- Homestead. Federal laws limit protection up to $20,000 for homestead exemptions. State exemptions vary depending on each individual state and Texas is one of the more lenient states with the homestead exemption, often allowing unlimited value of protection over a home.
- Motor vehicle. While a car may be exempt during a Chapter 7 Dallas bankruptcy, there’s a limit as to the value actually protected. For instance, if a car is worth $40,000 and $30,000 is protected by a bankruptcy exemption, then the debtor would keep $30,000 if the property was liquidated by the bankruptcy estate.
- Personal property. Those who file for a bankruptcy don’t have to worry about losing important family heirlooms and other sentimental property, as some personal property is covered by bankruptcy exemptions. It’s important to note, though, that there’s usually a per item limit to these exemptions.
Exemptions In Chapter 13

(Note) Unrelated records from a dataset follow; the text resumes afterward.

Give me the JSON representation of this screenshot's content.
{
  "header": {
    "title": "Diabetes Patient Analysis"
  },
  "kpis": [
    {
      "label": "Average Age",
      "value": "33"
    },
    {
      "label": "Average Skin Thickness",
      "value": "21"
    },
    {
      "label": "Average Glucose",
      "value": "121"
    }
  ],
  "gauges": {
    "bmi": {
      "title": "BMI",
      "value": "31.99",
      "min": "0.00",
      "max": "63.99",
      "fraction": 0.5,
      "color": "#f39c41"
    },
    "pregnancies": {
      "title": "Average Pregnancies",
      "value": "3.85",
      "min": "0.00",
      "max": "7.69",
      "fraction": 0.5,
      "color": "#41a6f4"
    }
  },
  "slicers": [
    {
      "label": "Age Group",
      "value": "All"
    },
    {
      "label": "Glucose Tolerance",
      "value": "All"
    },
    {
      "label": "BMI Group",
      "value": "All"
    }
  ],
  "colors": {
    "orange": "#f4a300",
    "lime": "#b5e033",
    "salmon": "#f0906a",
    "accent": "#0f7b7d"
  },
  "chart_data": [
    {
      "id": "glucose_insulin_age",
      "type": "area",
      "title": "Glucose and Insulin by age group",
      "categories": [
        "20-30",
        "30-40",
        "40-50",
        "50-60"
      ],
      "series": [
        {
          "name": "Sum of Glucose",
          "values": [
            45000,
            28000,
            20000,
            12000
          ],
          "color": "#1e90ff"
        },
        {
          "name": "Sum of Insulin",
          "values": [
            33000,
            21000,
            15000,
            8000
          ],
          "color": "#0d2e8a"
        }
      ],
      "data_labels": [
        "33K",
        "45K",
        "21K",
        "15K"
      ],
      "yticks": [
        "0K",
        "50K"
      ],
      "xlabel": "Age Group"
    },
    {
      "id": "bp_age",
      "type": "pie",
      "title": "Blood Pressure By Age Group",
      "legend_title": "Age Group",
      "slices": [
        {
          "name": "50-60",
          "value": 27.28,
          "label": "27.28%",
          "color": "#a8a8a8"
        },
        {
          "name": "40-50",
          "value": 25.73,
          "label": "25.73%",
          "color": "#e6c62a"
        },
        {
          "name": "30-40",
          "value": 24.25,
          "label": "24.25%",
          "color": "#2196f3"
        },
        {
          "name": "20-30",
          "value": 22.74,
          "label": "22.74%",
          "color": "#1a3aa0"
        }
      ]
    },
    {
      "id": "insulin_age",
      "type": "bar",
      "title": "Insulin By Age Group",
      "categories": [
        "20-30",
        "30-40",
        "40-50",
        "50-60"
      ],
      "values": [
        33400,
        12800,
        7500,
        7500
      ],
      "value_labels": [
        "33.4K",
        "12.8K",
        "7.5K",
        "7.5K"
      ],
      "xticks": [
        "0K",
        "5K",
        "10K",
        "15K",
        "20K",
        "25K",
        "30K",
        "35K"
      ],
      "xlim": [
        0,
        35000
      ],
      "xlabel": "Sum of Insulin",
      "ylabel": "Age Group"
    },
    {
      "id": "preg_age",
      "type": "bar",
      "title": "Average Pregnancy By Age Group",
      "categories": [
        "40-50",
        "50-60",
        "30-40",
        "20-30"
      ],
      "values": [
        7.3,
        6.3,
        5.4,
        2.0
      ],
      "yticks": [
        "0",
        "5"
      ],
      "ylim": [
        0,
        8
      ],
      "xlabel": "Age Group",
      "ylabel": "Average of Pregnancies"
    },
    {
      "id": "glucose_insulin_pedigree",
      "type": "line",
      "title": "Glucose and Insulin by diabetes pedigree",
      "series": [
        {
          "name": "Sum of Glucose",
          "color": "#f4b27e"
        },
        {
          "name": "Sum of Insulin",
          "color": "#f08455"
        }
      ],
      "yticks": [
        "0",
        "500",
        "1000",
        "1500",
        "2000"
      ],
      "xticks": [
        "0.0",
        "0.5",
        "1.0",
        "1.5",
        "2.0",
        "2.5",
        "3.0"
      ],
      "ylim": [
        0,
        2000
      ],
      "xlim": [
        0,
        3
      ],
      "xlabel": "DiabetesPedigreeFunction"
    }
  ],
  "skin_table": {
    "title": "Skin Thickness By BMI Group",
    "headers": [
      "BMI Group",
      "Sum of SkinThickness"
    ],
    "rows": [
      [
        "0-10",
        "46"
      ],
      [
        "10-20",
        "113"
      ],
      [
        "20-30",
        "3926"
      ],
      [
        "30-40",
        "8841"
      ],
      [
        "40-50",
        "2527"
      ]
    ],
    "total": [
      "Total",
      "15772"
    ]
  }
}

Since a Chapter 13 Dallas bankruptcy requires you to pay back part or all of your debts over time, the exemptions determine your monthly payment. Under Chapter 13, you pay back the worth of the property that you would have otherwise lost if you had filed under Chapter 7 – this is where bankruptcy exemptions come into play. What property you would have kept or lost under Chapter 7 determines your payments in Chapter 13. Since each state has different exemption regulations, those seeking to file for a Dallas bankruptcy should seek the advice of an attorney for the latest exemption laws.